-- MATERIAL SHOWN follows --
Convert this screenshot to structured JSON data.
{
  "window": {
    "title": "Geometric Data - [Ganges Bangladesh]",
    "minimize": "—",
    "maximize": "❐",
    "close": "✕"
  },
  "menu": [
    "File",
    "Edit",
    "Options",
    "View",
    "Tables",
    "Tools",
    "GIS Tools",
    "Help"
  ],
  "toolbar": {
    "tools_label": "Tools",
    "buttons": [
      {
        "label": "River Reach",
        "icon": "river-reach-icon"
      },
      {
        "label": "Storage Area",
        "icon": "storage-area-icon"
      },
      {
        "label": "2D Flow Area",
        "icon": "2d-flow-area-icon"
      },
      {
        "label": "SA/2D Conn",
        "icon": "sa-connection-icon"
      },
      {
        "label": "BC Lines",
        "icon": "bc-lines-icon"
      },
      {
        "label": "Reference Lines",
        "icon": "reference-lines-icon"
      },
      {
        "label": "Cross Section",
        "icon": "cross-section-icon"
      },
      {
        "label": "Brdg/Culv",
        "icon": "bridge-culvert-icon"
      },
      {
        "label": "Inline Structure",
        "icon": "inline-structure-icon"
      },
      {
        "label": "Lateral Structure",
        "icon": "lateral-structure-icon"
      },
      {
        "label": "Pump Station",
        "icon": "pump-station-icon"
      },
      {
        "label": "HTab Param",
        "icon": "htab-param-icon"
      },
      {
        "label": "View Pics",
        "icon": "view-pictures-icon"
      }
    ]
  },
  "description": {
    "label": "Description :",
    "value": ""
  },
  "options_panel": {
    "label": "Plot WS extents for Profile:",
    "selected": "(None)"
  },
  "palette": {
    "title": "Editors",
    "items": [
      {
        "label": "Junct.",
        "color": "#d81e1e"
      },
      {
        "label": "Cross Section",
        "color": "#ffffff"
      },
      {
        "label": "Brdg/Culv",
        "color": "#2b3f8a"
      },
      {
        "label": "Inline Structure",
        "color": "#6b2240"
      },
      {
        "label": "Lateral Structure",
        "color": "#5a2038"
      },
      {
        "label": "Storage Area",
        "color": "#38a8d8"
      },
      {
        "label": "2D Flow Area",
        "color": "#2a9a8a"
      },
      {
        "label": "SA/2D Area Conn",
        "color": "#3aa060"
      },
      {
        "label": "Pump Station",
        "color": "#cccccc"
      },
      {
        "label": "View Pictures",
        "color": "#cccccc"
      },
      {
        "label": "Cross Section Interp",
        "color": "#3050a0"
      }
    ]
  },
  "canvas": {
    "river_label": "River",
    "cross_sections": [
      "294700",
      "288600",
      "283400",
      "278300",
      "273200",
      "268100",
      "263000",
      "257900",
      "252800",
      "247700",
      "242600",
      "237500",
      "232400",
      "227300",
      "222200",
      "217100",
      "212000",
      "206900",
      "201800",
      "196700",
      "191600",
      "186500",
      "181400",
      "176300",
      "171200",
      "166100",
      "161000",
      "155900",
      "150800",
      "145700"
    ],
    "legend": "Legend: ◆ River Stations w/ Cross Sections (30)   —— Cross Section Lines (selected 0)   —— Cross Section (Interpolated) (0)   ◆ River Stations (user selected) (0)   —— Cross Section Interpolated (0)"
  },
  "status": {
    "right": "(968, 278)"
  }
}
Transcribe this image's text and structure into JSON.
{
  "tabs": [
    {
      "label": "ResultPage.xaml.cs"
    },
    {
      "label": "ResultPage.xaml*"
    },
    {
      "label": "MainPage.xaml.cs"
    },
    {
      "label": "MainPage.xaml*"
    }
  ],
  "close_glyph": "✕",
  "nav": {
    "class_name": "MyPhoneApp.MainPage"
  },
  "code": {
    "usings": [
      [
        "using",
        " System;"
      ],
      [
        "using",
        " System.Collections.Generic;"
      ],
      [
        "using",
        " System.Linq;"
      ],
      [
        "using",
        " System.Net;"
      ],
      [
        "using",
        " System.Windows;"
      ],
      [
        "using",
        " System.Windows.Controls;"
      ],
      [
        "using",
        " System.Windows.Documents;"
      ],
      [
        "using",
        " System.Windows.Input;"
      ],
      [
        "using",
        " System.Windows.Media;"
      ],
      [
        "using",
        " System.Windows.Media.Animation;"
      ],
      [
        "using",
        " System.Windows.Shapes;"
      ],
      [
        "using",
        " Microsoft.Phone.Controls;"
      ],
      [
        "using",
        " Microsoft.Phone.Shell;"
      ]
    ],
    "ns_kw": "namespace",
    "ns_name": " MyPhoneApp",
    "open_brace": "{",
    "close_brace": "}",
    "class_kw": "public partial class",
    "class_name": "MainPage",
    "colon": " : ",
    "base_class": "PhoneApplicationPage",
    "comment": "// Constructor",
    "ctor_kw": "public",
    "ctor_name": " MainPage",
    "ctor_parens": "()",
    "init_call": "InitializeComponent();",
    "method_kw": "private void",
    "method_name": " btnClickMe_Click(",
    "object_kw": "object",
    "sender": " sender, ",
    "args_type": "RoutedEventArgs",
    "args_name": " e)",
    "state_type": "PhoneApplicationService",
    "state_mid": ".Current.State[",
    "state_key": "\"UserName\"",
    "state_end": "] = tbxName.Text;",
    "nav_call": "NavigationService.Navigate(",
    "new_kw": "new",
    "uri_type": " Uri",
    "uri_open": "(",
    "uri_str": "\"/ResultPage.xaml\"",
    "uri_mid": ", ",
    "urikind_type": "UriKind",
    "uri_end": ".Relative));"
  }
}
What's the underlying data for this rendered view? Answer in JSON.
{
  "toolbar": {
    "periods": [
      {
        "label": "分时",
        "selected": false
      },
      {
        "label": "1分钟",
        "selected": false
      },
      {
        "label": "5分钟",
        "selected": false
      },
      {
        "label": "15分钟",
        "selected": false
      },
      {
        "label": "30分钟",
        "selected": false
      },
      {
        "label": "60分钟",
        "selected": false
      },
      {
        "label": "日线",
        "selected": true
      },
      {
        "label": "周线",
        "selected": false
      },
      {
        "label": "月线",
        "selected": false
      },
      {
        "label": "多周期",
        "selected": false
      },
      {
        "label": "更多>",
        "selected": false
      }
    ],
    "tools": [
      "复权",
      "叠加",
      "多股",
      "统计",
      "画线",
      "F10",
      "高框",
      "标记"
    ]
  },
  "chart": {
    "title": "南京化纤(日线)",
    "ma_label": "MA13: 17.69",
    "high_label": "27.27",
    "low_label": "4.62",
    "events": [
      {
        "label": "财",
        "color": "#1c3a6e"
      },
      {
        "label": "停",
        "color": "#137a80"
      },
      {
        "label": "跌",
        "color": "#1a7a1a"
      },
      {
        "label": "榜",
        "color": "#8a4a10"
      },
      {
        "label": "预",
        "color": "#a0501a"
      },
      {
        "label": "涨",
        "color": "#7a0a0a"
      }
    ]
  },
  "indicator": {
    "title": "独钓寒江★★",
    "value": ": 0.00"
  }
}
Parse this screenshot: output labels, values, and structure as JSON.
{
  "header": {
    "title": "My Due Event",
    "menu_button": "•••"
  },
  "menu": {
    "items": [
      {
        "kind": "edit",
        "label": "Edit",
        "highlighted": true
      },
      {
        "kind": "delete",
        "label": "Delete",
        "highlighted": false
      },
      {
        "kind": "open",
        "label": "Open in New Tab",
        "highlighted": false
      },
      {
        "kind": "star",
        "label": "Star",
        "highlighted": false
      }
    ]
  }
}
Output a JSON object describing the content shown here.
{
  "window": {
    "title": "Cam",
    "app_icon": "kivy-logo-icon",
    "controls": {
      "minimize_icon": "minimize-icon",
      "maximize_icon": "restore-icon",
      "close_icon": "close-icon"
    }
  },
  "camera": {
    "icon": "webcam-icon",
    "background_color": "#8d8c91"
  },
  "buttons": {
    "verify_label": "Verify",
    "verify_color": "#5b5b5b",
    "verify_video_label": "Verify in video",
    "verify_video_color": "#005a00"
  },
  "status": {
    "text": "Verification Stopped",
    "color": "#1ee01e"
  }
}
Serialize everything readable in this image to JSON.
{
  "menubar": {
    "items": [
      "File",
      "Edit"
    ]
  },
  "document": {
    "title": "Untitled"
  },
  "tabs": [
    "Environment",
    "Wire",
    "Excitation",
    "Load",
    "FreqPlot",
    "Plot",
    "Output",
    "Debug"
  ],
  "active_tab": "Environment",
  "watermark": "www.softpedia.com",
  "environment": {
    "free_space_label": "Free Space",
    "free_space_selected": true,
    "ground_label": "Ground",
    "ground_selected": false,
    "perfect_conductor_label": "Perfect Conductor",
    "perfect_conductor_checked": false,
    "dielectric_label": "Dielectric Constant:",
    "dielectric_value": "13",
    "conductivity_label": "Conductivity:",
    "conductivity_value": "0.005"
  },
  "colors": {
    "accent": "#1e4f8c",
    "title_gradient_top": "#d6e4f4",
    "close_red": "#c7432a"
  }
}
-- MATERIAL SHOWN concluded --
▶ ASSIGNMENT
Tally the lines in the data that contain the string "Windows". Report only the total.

▶ FINISHED EXERCISE
7